An Australian example of barrier morphostratigraphy – Moruya (Source: Oliver et al 2014)
Many years ago I was introduced to the concept of morphostratigraphy in reading the work of John Frye from Kansas Geological Survey. He used the term in his study of glacial geology/geomorphology in the US mid-west. My PhD work on Cainozoic coastal sequences in South Carolina invoked the concept as did Bob Mixon from the US Geological Survey in North Carolina (both in the late 1960s). By using a combination of landform mapping, drilling and where possible dating, we were able to construct conceptual models of depositional history involving an appreciation of facies and morphological types. A similar approach was used in eastern Australia by Peter Roy and me in different places starting in the 1970s. These morphostratigraphic studies have assisted the development of sophisticated morphodynamic modelling on the origins of Holocene strandplains by Cowell, Kinsela and Daley (e.g. Kinsela, M., et al., 2016, Marine Geology).

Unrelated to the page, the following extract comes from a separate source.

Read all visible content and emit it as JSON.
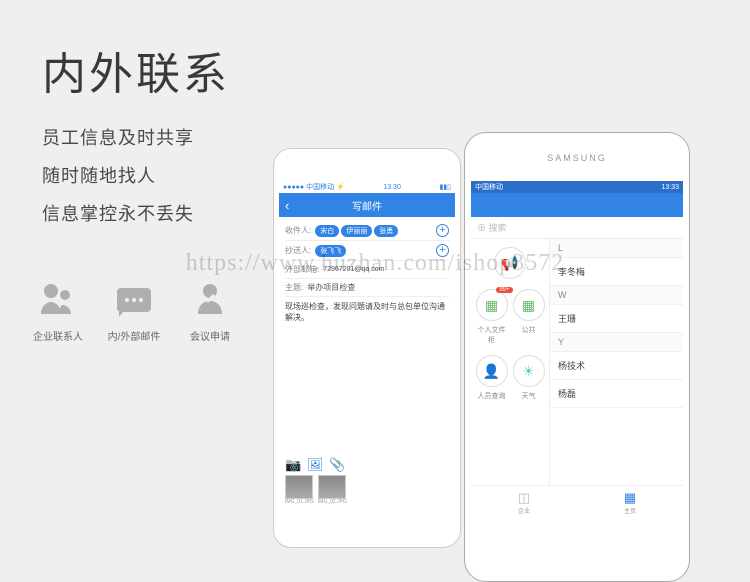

Recently, Tom Oliver kindly drew my attention to two papers involving the evolution of coastal sand barriers on the North Sea coast in Denmark. Two neighbouring locations were studied: Skallingen-Lanngli and Fano. From my perspective they constitute morphostratigraphic research par excellence. Over the years I have greatly admired the work on Holocene barriers/strandplains that have involved multiple techniques including drilling and dating. Early work on the US Gulf Coast by Fisk and Bernard amongst others, on the US east coast by Kraft, in Mexico by Curray, and especially the early work in Holland by van Straaten, have been inspiring. But recent papers by Mikkel Fruergaard and co-authors in Denmark highlight just what can be done when an array of tools are brought into play to provide a high-resolution reconstruction of barrier landforms and depositional sequences. One paper is in Sedimentology (2015, 62, 928-969), the other in the Journal of Sedimentary Petrology (2015, 85, 820-844).
What really excites me about these two studies is the degree of detail in documenting the depositional record beneath transgressive-regressive barrier systems. One can get very envious in seeing just what can be done when able to apply various new methods to a morphostratigraphic sequence. They used DEM to assist with topographic mapping; GPR to penetrate aeolian surface sediments into underlying marine deposits; percussion coring enabling facies determination of well-preserved cores; and from these cores many OSL dates (53 in one paper and 92 in another; supplemented by radiocarbon dates). Given we were limited to radiocarbon in years gone by, as were the others mentioned above, what Fruergaard and colleagues have done is simply staggering. They beautifully illustrate their cores and sections to provide evidence for their interpretation of the Holocene evolution of this section of the North Sea coast.
In essence, they give a detailed reconstruction of the sedimentological and morphological effects of sea-level rise on a Holocene barrier system. Barriers grew and changed their form while sea level continued to rise albeit at a declining rate to the present. Unlike eastern Australia, but similar to locations like those mentioned above in the classic barrier papers, there has been no stillstand or fall in relative sea level along this North Sea coast. They documented multiple phases of transgression and regression during the mid to late Holocene and argued that these changes were driven primarily by a combination of changes in the rates of sea-level rise, sediment supply, and the impact of storms. At first rapid relative sea-level rise outpaced sediment accumulation before it slowed to rates of 4 mm/yr. or less allowing for backbarrier sediment accumulation before such facies and landforms were transgressed by a retreating open ocean shoreline. However, over the last 2500 years, barrier sedimentation has kept up and “outpaced sea level”. In the two studies they showed that sediment accumulation could be quite variable with episodic progradation depending on sediment supply. They note that progradation occurred despite a sea-level rise of about 1.7 to 1.8mm/yr.
Their morphostratigraphic research is quite insightful given the degree to which they have documented shoreline evolution under conditions of a continuously rising sea level. Pointedly they say that barrier evolution is not only controlled by rates of sea-level rise; by implication it is too simplistic to attribute shoreline change to that factor without also taking into consideration storm regime and regional coastal morphology which affects sediment supply. They conclude by saying their two studies highlight “the challenge in making general inferences about barrier-island response to sea-level rise”.
While they showed rates in excess of 4mm/yr. indicated “marine flooding”/transgression along this section of the sediment-rich Danish coast, how relevant is that rate to other sandy shores now undergoing sea-level rise? Our study of 350 sediment compartments around the Australian coast (Thom et al., 2018, Ocean and Coastal Management, 154, 103-120) highlighted the need to understand sediment dynamics in any consideration of future shoreline behaviour.
What Fruergaard and colleagues have demonstrated is that by undertaking a detailed, high-resolution reconstruction of mid to late Holocene coastal evolution, it is possible to be more specific about the way future changes in wave climate, sea level and sediment supply will influence coastal behaviour in different sediment compartments.
Words by Prof Bruce Thom. Please respect the author’s thoughts and reference appropriately: (c) ACS, 2019, for correspondence about this blog post please email firstname.lastname@example.org